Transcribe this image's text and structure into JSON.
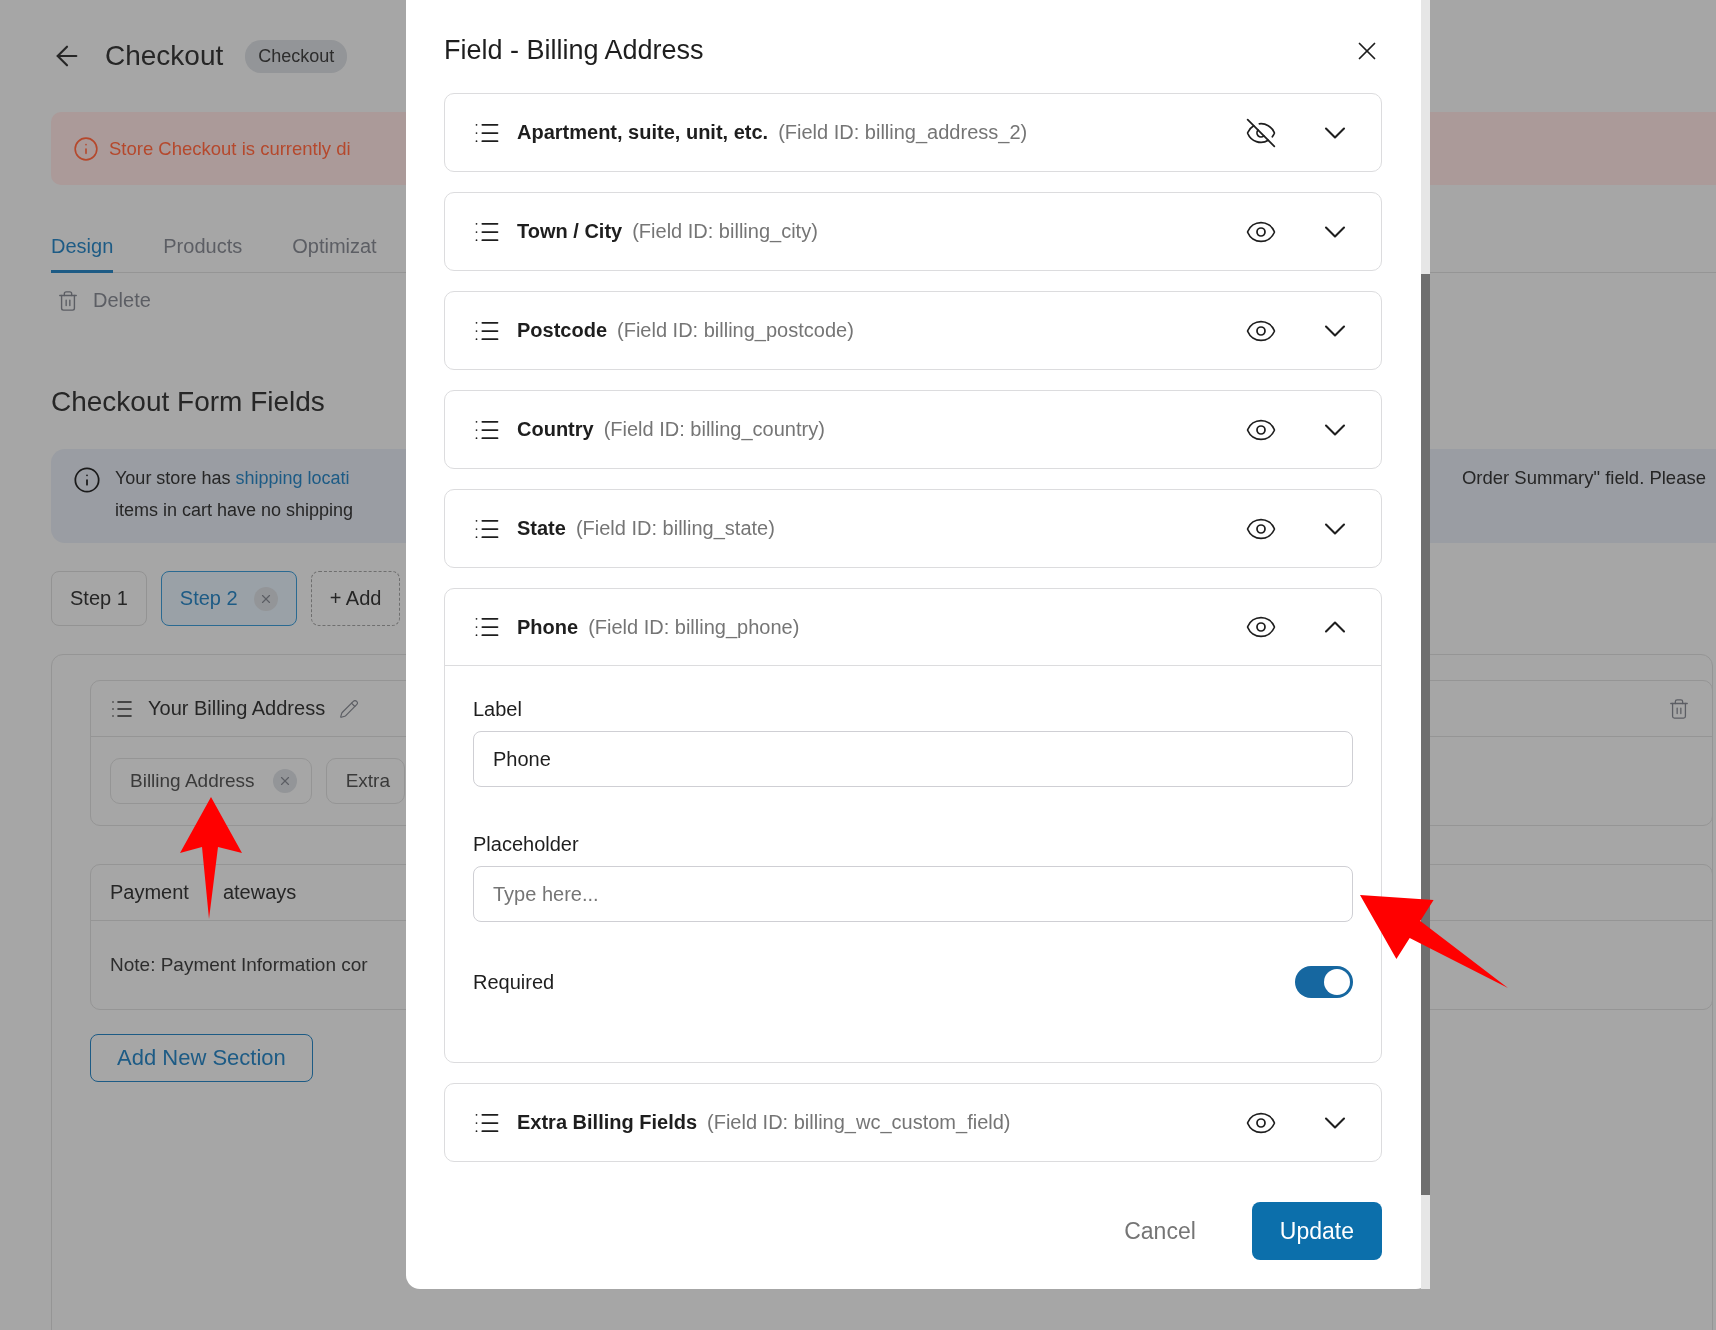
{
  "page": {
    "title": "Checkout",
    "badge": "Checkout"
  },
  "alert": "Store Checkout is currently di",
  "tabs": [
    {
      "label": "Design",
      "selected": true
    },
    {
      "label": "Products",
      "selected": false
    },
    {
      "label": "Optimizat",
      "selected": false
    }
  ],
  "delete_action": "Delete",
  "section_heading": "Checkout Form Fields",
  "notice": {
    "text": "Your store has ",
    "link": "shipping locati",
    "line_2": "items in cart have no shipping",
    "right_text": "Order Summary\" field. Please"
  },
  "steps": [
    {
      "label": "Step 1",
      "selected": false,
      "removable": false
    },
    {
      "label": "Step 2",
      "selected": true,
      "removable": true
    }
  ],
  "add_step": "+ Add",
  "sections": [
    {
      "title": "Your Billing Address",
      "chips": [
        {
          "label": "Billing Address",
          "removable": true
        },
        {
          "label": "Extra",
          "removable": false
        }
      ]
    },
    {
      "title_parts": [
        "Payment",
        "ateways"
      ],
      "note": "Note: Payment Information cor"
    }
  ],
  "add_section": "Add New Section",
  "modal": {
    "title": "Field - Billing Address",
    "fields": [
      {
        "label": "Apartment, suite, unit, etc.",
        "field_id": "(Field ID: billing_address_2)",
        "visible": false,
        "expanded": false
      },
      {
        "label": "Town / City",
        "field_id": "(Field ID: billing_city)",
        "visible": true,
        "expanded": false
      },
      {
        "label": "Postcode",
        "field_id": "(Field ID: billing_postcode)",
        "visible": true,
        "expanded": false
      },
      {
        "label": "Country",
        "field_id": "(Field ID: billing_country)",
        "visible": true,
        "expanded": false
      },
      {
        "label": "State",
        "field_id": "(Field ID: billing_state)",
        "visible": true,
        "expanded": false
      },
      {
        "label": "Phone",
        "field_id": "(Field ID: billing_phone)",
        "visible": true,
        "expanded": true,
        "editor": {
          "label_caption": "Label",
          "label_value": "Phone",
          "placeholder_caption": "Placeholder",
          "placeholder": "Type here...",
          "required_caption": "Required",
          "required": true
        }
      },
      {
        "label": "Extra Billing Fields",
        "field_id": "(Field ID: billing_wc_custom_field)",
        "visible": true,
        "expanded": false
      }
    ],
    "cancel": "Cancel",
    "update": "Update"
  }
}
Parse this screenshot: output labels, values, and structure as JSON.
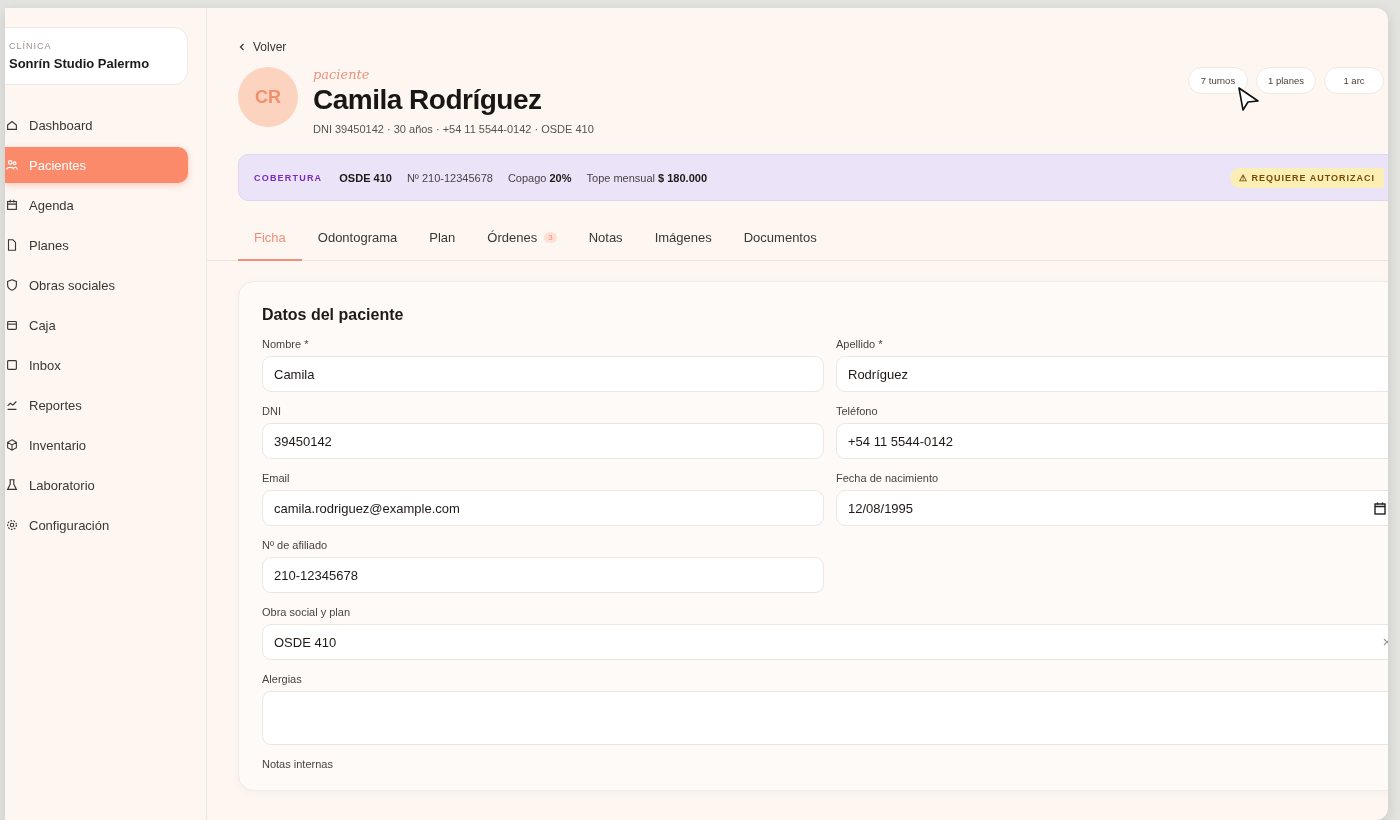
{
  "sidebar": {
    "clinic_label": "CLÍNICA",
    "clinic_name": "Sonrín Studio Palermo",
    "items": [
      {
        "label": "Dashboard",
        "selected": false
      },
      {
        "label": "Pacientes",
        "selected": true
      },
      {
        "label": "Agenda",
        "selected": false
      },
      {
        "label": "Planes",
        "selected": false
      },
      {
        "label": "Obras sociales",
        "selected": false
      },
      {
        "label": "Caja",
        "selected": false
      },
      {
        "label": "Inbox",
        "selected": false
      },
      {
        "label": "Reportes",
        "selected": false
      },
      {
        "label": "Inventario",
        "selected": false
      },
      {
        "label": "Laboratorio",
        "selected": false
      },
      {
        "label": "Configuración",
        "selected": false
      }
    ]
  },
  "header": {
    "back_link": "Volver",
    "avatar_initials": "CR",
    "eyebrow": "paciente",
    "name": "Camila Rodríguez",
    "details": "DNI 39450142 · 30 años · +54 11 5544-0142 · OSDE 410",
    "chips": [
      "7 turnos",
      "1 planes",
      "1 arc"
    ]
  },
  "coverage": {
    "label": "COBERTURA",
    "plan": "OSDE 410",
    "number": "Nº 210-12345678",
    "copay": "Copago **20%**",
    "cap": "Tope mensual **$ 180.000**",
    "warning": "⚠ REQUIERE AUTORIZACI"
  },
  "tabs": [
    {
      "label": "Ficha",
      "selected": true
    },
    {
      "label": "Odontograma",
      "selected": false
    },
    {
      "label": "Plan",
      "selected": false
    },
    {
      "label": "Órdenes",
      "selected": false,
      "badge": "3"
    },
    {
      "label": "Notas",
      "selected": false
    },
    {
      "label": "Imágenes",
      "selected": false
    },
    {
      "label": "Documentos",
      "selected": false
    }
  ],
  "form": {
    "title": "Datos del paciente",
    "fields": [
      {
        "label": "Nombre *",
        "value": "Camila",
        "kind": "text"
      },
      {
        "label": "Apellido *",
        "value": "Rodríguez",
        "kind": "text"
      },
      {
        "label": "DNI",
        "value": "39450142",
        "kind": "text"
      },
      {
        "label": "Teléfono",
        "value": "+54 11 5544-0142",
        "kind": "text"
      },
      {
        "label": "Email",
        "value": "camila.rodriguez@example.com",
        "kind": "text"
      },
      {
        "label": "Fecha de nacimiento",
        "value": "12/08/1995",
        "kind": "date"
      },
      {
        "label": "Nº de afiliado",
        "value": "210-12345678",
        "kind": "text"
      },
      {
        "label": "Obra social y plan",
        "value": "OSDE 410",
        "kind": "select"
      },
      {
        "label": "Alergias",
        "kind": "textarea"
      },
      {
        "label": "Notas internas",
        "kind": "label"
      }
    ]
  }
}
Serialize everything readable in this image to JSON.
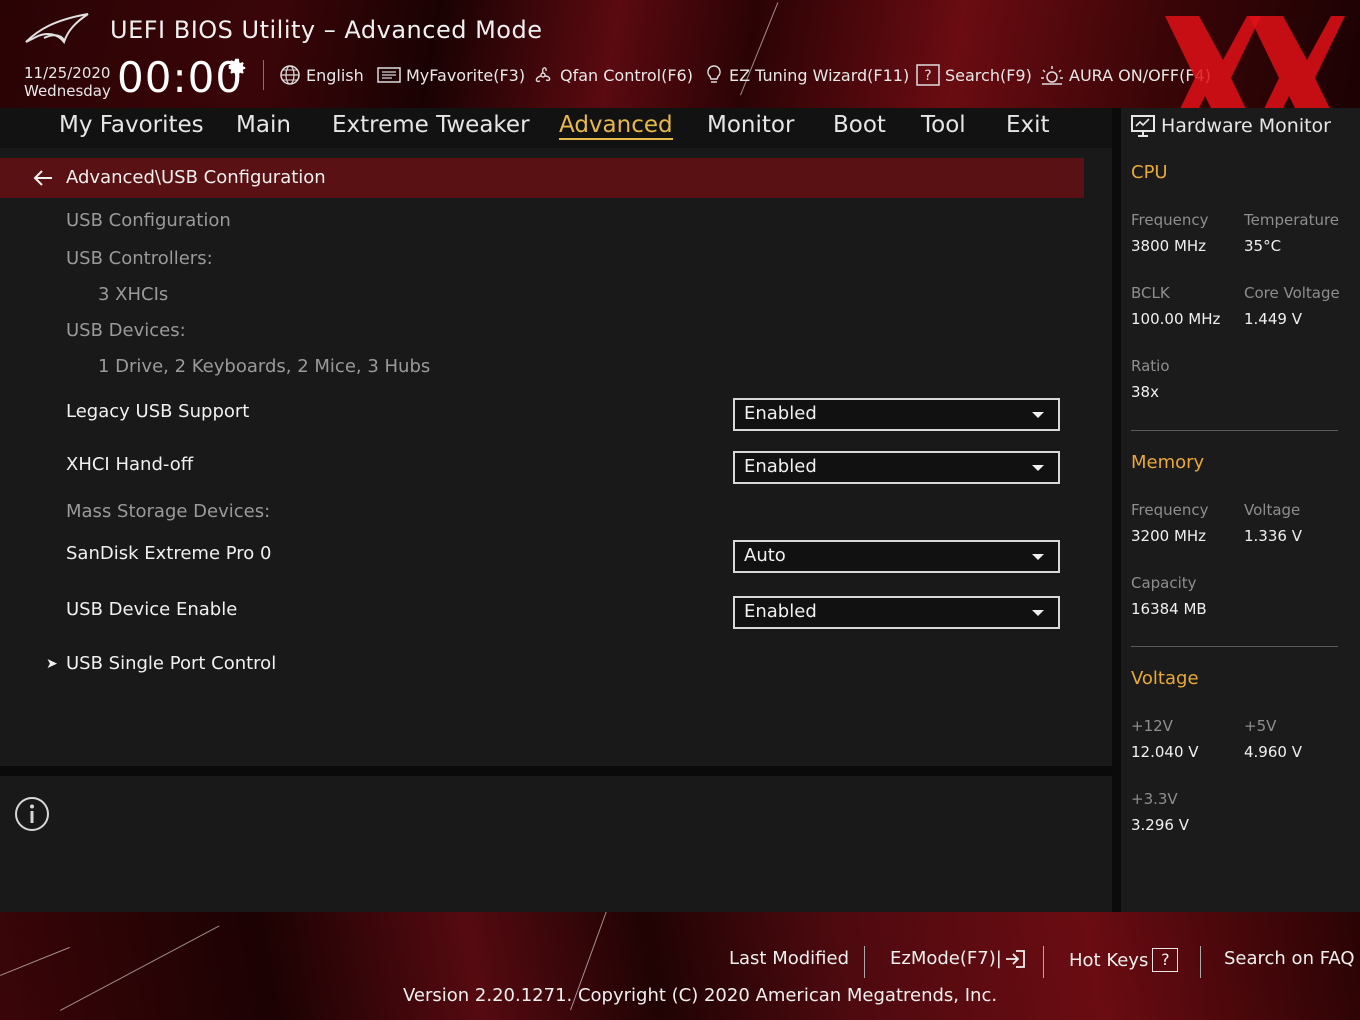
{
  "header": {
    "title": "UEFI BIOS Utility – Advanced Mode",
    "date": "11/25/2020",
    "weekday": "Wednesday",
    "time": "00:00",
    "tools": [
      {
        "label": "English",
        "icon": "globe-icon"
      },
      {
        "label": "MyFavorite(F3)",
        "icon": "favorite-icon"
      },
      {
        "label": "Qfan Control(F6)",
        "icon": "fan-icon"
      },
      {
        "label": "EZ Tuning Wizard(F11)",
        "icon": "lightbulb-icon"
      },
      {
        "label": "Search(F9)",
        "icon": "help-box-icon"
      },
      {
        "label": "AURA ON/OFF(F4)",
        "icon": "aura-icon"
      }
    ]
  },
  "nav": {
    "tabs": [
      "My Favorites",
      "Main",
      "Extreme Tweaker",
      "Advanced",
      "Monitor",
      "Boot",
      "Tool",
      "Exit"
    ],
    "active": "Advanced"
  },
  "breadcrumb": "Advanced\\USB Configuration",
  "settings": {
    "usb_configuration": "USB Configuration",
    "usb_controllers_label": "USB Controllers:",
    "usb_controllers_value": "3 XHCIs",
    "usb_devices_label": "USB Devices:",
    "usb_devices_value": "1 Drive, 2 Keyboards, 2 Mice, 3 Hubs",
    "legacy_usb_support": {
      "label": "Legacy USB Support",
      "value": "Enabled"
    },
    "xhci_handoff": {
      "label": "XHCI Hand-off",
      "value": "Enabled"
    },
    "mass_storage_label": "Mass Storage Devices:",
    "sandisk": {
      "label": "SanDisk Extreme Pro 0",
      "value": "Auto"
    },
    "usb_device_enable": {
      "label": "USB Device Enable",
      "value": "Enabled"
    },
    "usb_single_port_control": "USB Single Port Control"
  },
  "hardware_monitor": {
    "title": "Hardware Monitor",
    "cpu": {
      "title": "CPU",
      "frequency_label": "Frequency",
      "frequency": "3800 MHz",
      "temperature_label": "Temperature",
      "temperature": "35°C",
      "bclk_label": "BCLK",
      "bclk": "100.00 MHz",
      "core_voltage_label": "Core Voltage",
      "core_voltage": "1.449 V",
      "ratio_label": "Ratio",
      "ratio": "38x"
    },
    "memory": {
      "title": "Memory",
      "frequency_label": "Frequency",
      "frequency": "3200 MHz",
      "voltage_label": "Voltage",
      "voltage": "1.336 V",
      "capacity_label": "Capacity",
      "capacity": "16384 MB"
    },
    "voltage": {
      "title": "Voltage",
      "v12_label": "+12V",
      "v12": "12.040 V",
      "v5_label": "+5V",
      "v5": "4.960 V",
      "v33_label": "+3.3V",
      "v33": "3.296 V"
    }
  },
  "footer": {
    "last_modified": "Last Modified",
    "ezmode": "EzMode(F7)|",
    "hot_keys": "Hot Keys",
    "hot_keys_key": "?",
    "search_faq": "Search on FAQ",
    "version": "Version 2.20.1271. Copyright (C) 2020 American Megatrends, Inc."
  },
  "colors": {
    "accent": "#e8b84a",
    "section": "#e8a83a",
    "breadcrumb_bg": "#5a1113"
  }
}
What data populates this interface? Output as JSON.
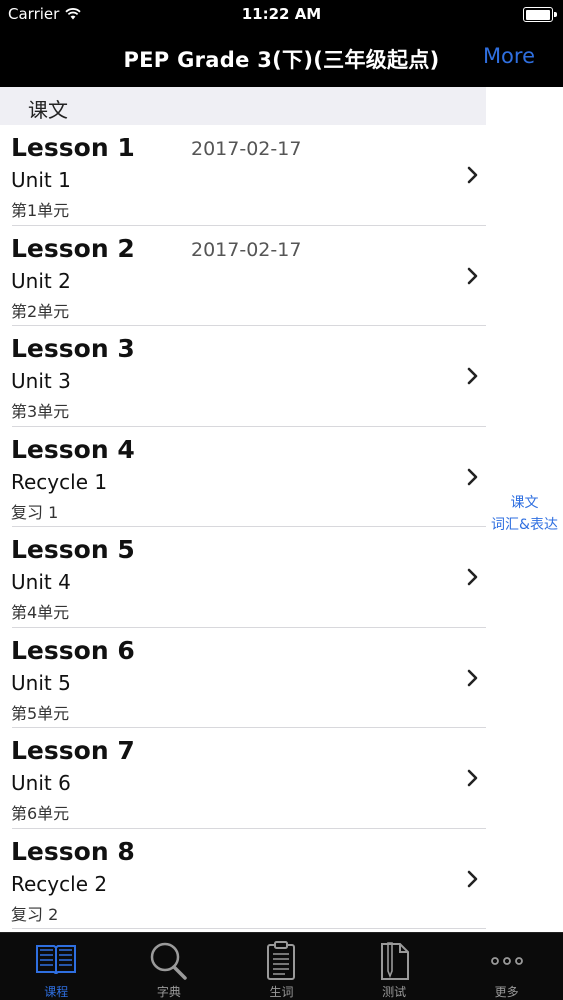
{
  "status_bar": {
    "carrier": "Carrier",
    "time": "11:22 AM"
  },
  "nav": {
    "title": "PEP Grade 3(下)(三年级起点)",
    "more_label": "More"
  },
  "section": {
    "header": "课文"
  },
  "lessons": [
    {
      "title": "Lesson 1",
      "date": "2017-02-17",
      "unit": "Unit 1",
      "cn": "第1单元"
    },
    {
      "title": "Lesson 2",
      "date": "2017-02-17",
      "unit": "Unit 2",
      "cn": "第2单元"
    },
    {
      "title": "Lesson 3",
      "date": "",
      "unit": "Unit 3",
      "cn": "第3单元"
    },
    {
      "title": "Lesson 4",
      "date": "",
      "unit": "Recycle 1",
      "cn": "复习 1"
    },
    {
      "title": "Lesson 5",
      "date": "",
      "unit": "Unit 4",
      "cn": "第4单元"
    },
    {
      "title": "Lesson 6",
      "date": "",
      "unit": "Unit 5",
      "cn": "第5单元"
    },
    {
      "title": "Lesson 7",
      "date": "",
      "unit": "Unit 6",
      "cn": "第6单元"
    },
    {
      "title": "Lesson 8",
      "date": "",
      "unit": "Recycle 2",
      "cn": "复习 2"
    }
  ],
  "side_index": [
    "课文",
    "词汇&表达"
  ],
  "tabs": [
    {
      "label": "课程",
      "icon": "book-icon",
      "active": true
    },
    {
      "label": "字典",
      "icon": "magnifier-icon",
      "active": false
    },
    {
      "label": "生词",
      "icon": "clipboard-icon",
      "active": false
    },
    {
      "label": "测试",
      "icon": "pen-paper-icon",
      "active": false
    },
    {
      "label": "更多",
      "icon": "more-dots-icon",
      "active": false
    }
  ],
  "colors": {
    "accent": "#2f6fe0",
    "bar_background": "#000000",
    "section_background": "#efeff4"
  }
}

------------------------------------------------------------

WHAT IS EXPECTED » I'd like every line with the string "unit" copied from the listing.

TASK RESULT »
        "label": "Apartment, suite, unit, etc.",
      "unit": "Unit 1",
      "unit": "Unit 2",
      "unit": "Unit 3",
      "unit": "Recycle 1",
      "unit": "Unit 4",
      "unit": "Unit 5",
      "unit": "Unit 6",
      "unit": "Recycle 2",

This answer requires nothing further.